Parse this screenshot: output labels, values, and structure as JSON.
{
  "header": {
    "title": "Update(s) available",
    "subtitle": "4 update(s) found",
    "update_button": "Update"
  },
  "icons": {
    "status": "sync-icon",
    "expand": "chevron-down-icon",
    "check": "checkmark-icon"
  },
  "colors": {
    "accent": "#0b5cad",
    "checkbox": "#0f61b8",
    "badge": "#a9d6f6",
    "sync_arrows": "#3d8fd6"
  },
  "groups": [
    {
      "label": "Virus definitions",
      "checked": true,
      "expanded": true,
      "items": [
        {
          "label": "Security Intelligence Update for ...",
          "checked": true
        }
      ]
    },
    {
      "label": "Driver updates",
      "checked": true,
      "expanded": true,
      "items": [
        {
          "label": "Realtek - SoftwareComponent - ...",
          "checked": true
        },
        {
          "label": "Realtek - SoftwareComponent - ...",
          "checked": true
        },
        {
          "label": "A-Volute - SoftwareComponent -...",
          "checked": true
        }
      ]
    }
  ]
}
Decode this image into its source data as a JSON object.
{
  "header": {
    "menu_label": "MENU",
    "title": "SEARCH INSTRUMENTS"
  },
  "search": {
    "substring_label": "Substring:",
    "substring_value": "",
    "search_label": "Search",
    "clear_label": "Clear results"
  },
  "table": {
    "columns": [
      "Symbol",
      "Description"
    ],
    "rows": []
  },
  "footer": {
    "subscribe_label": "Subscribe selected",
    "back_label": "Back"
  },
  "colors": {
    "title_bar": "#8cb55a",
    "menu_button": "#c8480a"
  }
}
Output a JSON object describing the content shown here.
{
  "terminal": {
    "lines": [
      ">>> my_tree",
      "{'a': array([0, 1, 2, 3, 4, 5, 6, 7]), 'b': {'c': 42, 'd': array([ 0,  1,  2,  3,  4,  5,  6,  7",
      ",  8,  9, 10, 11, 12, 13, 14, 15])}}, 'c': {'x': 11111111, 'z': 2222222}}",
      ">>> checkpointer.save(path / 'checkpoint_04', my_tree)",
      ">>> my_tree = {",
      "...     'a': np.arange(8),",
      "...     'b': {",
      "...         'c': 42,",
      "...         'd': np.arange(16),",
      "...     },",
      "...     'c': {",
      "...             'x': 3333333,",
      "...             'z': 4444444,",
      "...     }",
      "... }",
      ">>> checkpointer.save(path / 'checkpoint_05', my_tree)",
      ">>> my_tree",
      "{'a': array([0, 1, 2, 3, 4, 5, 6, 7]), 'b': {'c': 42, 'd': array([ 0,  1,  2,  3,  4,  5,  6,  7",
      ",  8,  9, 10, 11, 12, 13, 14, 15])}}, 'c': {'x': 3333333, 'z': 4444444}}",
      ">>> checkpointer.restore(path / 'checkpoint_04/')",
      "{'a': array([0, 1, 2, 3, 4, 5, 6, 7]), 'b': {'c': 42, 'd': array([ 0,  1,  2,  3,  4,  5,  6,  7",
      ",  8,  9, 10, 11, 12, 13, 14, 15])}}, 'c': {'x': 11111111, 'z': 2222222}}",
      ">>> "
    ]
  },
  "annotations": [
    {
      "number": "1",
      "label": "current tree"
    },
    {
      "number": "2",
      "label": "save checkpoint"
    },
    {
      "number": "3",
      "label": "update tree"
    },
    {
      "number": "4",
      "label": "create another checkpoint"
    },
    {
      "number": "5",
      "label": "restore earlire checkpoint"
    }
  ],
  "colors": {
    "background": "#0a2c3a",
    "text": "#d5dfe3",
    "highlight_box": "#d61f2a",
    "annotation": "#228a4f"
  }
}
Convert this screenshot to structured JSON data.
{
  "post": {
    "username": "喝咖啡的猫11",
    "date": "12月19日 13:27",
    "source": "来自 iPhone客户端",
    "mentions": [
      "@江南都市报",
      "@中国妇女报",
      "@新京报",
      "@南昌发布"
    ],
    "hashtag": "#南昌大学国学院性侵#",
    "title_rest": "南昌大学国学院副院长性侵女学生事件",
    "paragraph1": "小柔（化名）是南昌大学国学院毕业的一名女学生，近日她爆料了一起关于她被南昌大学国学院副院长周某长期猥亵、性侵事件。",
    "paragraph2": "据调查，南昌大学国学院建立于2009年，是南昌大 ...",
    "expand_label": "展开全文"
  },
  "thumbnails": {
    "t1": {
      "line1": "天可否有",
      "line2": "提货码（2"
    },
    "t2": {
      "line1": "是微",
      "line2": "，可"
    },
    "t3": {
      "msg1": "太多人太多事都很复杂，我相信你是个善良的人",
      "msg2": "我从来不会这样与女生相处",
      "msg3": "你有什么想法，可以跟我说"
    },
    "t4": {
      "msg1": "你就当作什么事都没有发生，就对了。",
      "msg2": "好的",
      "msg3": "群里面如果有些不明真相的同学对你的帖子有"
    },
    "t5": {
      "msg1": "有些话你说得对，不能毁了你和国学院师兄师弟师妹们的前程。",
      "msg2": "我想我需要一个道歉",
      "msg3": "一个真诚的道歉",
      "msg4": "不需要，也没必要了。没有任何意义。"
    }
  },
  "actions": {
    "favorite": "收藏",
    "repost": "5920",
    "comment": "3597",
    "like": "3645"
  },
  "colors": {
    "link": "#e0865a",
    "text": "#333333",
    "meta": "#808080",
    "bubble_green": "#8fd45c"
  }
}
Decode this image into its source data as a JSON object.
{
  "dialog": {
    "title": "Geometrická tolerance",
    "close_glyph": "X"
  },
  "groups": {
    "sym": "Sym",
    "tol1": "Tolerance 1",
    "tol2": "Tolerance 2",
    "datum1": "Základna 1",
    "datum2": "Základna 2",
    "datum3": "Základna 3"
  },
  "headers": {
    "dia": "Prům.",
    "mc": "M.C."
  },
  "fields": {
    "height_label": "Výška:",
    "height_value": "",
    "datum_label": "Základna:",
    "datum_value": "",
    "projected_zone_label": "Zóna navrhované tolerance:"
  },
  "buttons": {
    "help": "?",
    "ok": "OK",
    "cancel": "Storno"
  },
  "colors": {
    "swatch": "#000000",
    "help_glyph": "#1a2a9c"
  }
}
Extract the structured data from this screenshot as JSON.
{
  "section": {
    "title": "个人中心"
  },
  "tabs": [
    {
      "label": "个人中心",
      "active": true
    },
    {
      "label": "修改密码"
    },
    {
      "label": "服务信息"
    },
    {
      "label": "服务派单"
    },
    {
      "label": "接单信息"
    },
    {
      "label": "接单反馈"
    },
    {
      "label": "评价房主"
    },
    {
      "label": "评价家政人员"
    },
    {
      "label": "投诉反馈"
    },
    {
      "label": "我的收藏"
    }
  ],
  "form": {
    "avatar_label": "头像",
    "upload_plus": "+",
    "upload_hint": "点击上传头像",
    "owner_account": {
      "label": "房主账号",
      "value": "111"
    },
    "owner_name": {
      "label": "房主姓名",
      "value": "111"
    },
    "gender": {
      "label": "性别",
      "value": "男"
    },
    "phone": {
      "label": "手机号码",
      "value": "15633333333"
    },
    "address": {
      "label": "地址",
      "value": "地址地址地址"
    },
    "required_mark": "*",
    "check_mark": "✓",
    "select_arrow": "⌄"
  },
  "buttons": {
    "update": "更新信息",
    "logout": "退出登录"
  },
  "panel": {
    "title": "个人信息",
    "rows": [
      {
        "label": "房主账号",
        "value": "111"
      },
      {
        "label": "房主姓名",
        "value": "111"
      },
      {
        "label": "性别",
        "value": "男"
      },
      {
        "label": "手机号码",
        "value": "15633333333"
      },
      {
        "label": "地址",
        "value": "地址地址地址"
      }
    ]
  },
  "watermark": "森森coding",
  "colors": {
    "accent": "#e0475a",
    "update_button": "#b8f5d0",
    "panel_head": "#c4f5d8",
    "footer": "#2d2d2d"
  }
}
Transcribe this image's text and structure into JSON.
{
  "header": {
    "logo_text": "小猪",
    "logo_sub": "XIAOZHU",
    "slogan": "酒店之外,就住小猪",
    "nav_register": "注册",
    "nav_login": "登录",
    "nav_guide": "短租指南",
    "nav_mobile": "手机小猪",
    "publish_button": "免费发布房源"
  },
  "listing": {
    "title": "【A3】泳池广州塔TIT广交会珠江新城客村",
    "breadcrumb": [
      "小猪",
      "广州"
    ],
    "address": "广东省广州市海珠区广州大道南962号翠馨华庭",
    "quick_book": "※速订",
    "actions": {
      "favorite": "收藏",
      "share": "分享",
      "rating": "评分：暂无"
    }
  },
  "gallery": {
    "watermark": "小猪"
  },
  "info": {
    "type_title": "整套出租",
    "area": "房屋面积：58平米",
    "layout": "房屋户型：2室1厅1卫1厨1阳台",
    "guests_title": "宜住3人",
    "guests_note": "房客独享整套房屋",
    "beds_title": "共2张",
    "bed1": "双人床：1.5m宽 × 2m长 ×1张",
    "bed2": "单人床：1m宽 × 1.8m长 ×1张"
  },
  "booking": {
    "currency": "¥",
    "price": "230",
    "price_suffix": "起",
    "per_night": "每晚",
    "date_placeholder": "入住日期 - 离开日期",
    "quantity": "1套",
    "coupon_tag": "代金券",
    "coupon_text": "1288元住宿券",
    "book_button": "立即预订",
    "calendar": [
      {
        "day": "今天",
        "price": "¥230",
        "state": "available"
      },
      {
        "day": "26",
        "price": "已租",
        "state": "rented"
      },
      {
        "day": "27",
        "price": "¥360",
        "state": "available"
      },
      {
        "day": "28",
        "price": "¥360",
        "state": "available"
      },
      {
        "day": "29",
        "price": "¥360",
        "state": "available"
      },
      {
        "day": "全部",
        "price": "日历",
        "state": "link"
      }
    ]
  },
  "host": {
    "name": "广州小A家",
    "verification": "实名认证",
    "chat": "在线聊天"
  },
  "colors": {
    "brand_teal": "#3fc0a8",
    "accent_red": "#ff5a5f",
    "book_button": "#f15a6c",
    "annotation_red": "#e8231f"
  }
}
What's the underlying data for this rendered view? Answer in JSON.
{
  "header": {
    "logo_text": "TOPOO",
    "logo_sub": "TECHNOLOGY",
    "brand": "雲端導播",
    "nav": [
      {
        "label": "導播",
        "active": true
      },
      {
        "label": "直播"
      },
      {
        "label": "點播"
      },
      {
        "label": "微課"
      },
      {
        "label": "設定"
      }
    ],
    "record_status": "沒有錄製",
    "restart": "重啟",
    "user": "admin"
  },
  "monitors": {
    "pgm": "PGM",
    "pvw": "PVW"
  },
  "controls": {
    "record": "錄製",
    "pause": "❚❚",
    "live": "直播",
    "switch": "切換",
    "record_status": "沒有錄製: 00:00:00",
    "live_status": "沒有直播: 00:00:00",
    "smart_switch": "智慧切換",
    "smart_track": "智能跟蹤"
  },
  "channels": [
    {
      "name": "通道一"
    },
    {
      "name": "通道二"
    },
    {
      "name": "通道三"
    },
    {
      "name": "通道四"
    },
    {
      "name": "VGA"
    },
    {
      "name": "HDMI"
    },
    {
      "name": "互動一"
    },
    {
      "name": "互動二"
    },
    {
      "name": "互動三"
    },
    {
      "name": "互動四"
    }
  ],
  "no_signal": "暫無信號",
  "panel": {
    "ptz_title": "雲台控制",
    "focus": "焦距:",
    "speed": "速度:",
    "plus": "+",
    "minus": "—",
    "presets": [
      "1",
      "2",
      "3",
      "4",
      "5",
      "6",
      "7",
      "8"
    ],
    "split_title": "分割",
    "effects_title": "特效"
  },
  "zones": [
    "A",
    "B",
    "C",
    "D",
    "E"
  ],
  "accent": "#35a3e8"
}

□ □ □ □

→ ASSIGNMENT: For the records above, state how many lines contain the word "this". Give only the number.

→ WRITTEN ANSWER: 7